This article was published as part of our 16-page Manniefest special edition. Click HERE for more information and more articles setting out a vision for the Highlands and Islands after independence.

THERE is something very insulting in using the word “problem” to describe a place and a people. The so-called “Irish problem” is of course nothing of the sort – it is simply another manifestation of the British problem, the long-term inability of a bigger country to keep its hands off smaller ones and the in-built exceptionalism that allowed it to do so.

The same is true of the “Highland problem”. The Highlands and Islands of Scotland are not some desolate backwater always fated to be the poor relation. The area has, in fact, considerable natural and human wealth, but it has been constantly misapplied for the aggrandisement and enrichment of the few at the expense of the many.

A potent symbol of that exploitative approach is the statue of George Granville Leveson-Gower, the first Duke of Sutherland, which has stood at the top of Beinn a’ Bhragaigh near Golspie since 1837. A debate about its continued existence in that spot, or any other, long pre-dated the current arguments about the cancel culture and will be revived I am sure at the indy-focused festival being held this weekend in its shadow.

This is a second weekend in a row that indy activists have chosen to get together to start to rebuild the campaigning strength of the movement which will be needed to take the current 50-50 polls into winning territory.
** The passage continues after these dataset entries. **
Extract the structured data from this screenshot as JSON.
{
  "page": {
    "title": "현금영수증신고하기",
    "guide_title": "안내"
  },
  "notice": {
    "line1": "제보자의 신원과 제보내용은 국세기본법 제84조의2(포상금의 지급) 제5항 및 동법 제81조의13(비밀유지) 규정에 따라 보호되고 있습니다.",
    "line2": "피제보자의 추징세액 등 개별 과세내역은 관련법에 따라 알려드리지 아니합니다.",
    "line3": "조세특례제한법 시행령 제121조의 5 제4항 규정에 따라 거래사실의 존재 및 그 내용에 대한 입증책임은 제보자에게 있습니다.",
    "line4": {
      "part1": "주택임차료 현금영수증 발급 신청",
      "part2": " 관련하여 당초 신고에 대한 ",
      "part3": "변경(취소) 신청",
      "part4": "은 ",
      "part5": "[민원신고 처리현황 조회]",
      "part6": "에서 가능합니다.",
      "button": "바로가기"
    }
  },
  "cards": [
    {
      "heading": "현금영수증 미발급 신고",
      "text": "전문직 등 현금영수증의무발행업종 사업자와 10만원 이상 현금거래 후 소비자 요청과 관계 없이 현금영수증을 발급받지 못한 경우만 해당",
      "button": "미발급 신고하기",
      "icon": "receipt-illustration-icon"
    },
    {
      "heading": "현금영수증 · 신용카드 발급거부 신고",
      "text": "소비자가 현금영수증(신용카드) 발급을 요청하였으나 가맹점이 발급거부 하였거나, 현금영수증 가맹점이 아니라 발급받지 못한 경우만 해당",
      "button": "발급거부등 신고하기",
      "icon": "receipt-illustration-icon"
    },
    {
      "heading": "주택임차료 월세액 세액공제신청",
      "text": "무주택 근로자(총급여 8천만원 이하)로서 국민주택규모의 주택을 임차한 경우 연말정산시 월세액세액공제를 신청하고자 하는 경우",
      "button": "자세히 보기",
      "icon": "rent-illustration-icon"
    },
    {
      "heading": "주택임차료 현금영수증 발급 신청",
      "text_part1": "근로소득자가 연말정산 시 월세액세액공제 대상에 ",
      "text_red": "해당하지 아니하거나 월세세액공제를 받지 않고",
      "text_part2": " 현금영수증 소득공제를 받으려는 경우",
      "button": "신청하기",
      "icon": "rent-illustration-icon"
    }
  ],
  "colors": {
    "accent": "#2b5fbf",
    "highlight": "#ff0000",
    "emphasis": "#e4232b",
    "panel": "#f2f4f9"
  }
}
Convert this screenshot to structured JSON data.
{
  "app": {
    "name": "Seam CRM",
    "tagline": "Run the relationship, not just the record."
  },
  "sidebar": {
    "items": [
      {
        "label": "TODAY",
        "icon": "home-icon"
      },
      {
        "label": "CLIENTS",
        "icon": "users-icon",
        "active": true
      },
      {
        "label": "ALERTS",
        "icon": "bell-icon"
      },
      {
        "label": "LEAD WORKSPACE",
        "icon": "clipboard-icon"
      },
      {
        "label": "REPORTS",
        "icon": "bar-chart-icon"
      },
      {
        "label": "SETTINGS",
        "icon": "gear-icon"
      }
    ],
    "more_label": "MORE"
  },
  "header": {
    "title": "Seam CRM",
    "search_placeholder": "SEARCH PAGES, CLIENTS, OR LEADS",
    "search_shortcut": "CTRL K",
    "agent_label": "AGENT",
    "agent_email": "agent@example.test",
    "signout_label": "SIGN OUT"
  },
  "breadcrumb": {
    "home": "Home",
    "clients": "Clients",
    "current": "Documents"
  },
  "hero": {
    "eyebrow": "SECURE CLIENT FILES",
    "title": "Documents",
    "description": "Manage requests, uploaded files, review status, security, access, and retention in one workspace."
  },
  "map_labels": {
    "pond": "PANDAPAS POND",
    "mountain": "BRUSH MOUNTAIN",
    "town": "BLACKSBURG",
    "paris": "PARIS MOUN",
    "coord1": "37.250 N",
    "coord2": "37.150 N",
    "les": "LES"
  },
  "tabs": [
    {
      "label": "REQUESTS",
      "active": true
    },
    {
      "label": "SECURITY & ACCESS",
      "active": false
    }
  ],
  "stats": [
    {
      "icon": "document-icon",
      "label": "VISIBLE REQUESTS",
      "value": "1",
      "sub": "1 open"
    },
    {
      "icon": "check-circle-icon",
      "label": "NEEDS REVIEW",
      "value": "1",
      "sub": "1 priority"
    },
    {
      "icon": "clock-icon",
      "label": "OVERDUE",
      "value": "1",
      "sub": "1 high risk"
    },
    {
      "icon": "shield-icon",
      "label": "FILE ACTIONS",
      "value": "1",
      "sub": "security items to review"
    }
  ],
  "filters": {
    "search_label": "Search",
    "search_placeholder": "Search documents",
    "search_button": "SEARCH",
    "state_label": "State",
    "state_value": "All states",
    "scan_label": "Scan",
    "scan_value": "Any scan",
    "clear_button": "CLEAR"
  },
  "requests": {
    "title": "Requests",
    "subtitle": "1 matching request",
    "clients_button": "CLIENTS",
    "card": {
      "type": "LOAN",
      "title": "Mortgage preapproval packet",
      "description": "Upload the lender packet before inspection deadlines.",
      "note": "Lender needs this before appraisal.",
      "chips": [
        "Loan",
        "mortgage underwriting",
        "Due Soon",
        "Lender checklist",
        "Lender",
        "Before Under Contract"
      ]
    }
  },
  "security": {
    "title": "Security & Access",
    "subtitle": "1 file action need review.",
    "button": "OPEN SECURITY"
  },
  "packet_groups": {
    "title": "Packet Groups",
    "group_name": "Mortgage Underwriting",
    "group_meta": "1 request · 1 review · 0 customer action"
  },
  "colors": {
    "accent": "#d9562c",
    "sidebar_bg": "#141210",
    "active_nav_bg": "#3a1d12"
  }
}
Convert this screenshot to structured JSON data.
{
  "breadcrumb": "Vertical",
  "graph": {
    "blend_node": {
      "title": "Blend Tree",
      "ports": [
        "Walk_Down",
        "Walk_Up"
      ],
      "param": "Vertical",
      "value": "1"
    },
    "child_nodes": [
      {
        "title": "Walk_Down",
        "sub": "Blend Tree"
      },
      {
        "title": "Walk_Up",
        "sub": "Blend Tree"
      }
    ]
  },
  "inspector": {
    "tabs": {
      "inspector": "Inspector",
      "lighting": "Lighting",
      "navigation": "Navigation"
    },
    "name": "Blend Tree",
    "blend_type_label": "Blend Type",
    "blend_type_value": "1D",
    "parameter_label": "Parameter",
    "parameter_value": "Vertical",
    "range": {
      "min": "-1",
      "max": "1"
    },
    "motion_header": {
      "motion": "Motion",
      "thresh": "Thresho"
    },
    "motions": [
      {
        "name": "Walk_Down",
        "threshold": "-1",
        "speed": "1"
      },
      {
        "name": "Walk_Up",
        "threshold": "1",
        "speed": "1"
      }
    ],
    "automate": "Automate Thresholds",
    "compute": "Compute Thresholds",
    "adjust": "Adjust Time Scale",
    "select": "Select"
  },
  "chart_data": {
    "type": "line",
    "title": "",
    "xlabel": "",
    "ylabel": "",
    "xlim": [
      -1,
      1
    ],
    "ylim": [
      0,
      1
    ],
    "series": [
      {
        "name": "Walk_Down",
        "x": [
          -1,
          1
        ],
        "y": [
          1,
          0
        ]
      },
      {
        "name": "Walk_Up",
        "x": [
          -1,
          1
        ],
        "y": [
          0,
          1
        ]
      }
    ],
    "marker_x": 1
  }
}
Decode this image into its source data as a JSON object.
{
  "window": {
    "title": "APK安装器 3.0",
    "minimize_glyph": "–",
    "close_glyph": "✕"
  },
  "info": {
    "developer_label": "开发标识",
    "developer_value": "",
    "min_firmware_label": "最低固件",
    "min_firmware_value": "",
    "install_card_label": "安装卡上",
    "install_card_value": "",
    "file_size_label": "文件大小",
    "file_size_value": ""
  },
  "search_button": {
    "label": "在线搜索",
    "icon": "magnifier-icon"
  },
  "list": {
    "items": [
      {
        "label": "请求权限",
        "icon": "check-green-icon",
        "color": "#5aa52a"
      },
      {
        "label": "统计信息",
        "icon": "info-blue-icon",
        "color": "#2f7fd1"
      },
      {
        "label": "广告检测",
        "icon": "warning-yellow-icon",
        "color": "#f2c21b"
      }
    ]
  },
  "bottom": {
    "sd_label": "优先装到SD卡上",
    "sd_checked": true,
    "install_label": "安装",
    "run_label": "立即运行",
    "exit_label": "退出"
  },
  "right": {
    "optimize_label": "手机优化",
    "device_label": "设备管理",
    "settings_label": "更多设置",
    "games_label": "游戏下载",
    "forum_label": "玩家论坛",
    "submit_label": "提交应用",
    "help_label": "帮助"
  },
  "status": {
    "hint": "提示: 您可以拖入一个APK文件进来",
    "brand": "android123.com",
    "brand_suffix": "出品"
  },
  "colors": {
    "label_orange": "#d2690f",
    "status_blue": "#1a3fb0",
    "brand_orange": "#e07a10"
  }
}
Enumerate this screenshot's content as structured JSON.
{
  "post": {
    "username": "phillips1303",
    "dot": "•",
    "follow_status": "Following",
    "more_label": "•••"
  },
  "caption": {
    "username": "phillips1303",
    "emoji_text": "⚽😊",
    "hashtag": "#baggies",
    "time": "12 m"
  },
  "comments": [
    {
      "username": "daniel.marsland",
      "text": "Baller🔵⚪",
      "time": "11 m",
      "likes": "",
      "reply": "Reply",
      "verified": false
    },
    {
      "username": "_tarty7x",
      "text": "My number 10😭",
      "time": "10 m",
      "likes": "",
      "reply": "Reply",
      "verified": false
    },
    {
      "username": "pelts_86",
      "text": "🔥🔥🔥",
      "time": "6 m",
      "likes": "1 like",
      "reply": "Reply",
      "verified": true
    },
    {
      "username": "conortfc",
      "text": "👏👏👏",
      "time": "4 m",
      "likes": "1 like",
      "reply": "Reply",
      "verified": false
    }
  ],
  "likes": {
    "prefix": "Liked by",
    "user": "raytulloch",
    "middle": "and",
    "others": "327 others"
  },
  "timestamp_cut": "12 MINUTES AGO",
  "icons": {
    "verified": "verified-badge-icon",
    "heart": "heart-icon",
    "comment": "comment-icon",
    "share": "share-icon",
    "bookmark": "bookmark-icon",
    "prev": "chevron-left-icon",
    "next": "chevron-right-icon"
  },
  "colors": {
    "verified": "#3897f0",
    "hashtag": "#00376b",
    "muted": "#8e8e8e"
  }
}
I was sorry to miss last weekend’s gathering in Aberdeen but after two years of avoiding Covid it mugged me with a vengeance last Friday.

I am profoundly glad I had all three jags before succumbing and I shall be waiting at my doctor’s door for the next booster given what I know now, personally, about its debilitating effect.

Aberdeen was a considerable success, by all accounts, and in focusing on how we all need to work constructively, positively and respectfully together it will have, I hope, laid the foundations for further collaboration across the country.

Process, policy and progress to Yes go together. The flow of new materials from the Scottish Government will, when it starts, help to draw hearts and minds to the detail of the post-Brexit, post-pandemic indy offering and build upon what has been published over the past few months by a range of organisations including the SNP, Believe in Scotland (which has contributed a great deal of really important campaign information) and The National itself.

In Golspie, discussions could usefully start with the issues that the statue presents and relate them to what indy has to offer which could never come from the Union.

Basic land reform does not in itself need independence but making land reform ever more radical and ever more real in its effect on ordinary people does need a range of fiscal and taxation powers which are either not currently available to the Scottish Parliament or can be second-guessed by new post-Brexit Westminster legislation.

When the Scottish Government starts consulting on its next land reform proposals, my own wishlist will be clear. Having very reluctantly agreed to voluntary action when on the committee of the last land reform bill in 2015, I now want to see legislative compulsion in terms of community agreement on land use, community benefit from any sale or investment and community control of the right-to-buy process.

It is simply not tenable for a modern society to allow vast tracts of the non-renewable resource called land to be owned by individuals operating outwith democratic scrutiny. We must also be particularly aware that greenwashing what is really just traditional greed cannot be allowed to perpetuate the long-suffered injustices that arise from Scotland’s continuing vast inequity in land ownership and control.

The vested interests of the Tories and the blindly anti-SNP stance of the LibDems and Labour mean that this will be a bitter battle and it can only take place within the context of full autonomy for Scotland’s Parliament. It will literally never be on offer from or through a dependent parliament, for the Tories look after their own and will move heaven and earth to keep their grip on privilege and power.

Succeeding in this area will also help the availability of rural housing and again it will be much harder to do that without the full resources of a normal state.

Kate Forbes’s spending review brought home a related inconvenient truth this week. Without independence, everything is going to be more difficult as continuing Brexit austerity, Brexit inflation and Westminster Tory deceit eats into the public finances of Scotland.

Commentators can harrumph about the cost of “welfare” from their padded seats on the sidelines but the reality is that a small, rich European nation should be able to do much more.

It is not the cost of welfare that is the problem but the cost of Westminster – and only with independence will the Highlands, and the rest of Scotland, be able to devote necessary resources to, for example, supporting citizens through the cost of living crisis, stabilising rural populations to prevent continued decline and equalising infrastructure (very much an EU priority but one seriously undermined by the UK with its pork-barrel approach to “levelling up”).

No doubt there will be those Union apologists who will contend that “we don’t need indy to solve the Highland problem” – just as Douglas Ross was shouting that we don’t need to spend money on an indyref to live in a better country.

They are wrong. In fact, we must have done with the very idea of a “Highland problem”.

The Highlands are an opportunity and a privilege, not a curse, and we need to ensure our citizens can flourish wherever they live.

That will never happen while the likes of Ross are still smearing all those who know that the only cure for the ills of Unionism – like the ills of the Highlands and Islands – is independence.

Nothing else or less.